Exercise aim —
Copy every line of the data exactly, leaving nothing out.

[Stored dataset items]
···
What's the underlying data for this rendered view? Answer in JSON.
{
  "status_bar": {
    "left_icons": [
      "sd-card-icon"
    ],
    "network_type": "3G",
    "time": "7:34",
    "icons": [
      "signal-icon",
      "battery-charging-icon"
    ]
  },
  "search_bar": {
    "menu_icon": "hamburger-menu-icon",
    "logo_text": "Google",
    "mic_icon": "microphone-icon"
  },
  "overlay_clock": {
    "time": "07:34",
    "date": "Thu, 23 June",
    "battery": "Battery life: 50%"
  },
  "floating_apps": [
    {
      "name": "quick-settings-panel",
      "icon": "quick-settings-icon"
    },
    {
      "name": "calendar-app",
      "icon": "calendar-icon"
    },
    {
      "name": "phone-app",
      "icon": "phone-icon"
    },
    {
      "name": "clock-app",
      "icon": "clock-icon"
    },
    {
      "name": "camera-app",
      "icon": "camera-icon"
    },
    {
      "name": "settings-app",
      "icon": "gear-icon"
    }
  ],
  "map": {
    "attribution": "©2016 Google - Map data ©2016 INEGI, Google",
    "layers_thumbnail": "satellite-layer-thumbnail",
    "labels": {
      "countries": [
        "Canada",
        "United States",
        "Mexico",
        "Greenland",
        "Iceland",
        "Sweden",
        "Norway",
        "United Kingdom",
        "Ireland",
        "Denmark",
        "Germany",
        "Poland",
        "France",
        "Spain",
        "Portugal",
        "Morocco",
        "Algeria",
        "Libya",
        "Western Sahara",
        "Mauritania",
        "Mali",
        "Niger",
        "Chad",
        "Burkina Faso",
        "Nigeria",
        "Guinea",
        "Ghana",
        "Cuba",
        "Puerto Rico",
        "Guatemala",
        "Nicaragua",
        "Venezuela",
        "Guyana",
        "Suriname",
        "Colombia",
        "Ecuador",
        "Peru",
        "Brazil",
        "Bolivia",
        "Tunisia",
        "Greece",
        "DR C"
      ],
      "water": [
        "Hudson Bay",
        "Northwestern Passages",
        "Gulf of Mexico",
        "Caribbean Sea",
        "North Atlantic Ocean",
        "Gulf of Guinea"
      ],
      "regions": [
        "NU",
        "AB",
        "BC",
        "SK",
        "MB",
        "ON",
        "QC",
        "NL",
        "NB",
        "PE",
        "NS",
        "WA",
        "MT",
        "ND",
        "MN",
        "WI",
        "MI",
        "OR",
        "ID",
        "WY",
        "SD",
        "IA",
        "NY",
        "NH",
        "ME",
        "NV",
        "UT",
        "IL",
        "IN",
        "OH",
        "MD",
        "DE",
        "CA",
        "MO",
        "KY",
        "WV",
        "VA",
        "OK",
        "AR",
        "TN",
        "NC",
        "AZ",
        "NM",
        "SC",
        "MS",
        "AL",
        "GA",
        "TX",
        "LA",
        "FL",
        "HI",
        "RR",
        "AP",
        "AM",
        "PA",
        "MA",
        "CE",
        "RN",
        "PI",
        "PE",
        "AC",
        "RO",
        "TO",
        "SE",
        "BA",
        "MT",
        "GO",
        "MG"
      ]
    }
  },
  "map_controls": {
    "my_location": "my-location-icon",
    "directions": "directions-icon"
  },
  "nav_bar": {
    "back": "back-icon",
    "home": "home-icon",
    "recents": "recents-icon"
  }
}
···
Exercise answer —
What's the underlying data for this rendered view? Answer in JSON.
{
  "status_bar": {
    "left_icons": [
      "sd-card-icon"
    ],
    "network_type": "3G",
    "time": "7:34",
    "icons": [
      "signal-icon",
      "battery-charging-icon"
    ]
  },
  "search_bar": {
    "menu_icon": "hamburger-menu-icon",
    "logo_text": "Google",
    "mic_icon": "microphone-icon"
  },
  "overlay_clock": {
    "time": "07:34",
    "date": "Thu, 23 June",
    "battery": "Battery life: 50%"
  },
  "floating_apps": [
    {
      "name": "quick-settings-panel",
      "icon": "quick-settings-icon"
    },
    {
      "name": "calendar-app",
      "icon": "calendar-icon"
    },
    {
      "name": "phone-app",
      "icon": "phone-icon"
    },
    {
      "name": "clock-app",
      "icon": "clock-icon"
    },
    {
      "name": "camera-app",
      "icon": "camera-icon"
    },
    {
      "name": "settings-app",
      "icon": "gear-icon"
    }
  ],
  "map": {
    "attribution": "©2016 Google - Map data ©2016 INEGI, Google",
    "layers_thumbnail": "satellite-layer-thumbnail",
    "labels": {
      "countries": [
        "Canada",
        "United States",
        "Mexico",
        "Greenland",
        "Iceland",
        "Sweden",
        "Norway",
        "United Kingdom",
        "Ireland",
        "Denmark",
        "Germany",
        "Poland",
        "France",
        "Spain",
        "Portugal",
        "Morocco",
        "Algeria",
        "Libya",
        "Western Sahara",
        "Mauritania",
        "Mali",
        "Niger",
        "Chad",
        "Burkina Faso",
        "Nigeria",
        "Guinea",
        "Ghana",
        "Cuba",
        "Puerto Rico",
        "Guatemala",
        "Nicaragua",
        "Venezuela",
        "Guyana",
        "Suriname",
        "Colombia",
        "Ecuador",
        "Peru",
        "Brazil",
        "Bolivia",
        "Tunisia",
        "Greece",
        "DR C"
      ],
      "water": [
        "Hudson Bay",
        "Northwestern Passages",
        "Gulf of Mexico",
        "Caribbean Sea",
        "North Atlantic Ocean",
        "Gulf of Guinea"
      ],
      "regions": [
        "NU",
        "AB",
        "BC",
        "SK",
        "MB",
        "ON",
        "QC",
        "NL",
        "NB",
        "PE",
        "NS",
        "WA",
        "MT",
        "ND",
        "MN",
        "WI",
        "MI",
        "OR",
        "ID",
        "WY",
        "SD",
        "IA",
        "NY",
        "NH",
        "ME",
        "NV",
        "UT",
        "IL",
        "IN",
        "OH",
        "MD",
        "DE",
        "CA",
        "MO",
        "KY",
        "WV",
        "VA",
        "OK",
        "AR",
        "TN",
        "NC",
        "AZ",
        "NM",
        "SC",
        "MS",
        "AL",
        "GA",
        "TX",
        "LA",
        "FL",
        "HI",
        "RR",
        "AP",
        "AM",
        "PA",
        "MA",
        "CE",
        "RN",
        "PI",
        "PE",
        "AC",
        "RO",
        "TO",
        "SE",
        "BA",
        "MT",
        "GO",
        "MG"
      ]
    }
  },
  "map_controls": {
    "my_location": "my-location-icon",
    "directions": "directions-icon"
  },
  "nav_bar": {
    "back": "back-icon",
    "home": "home-icon",
    "recents": "recents-icon"
  }
}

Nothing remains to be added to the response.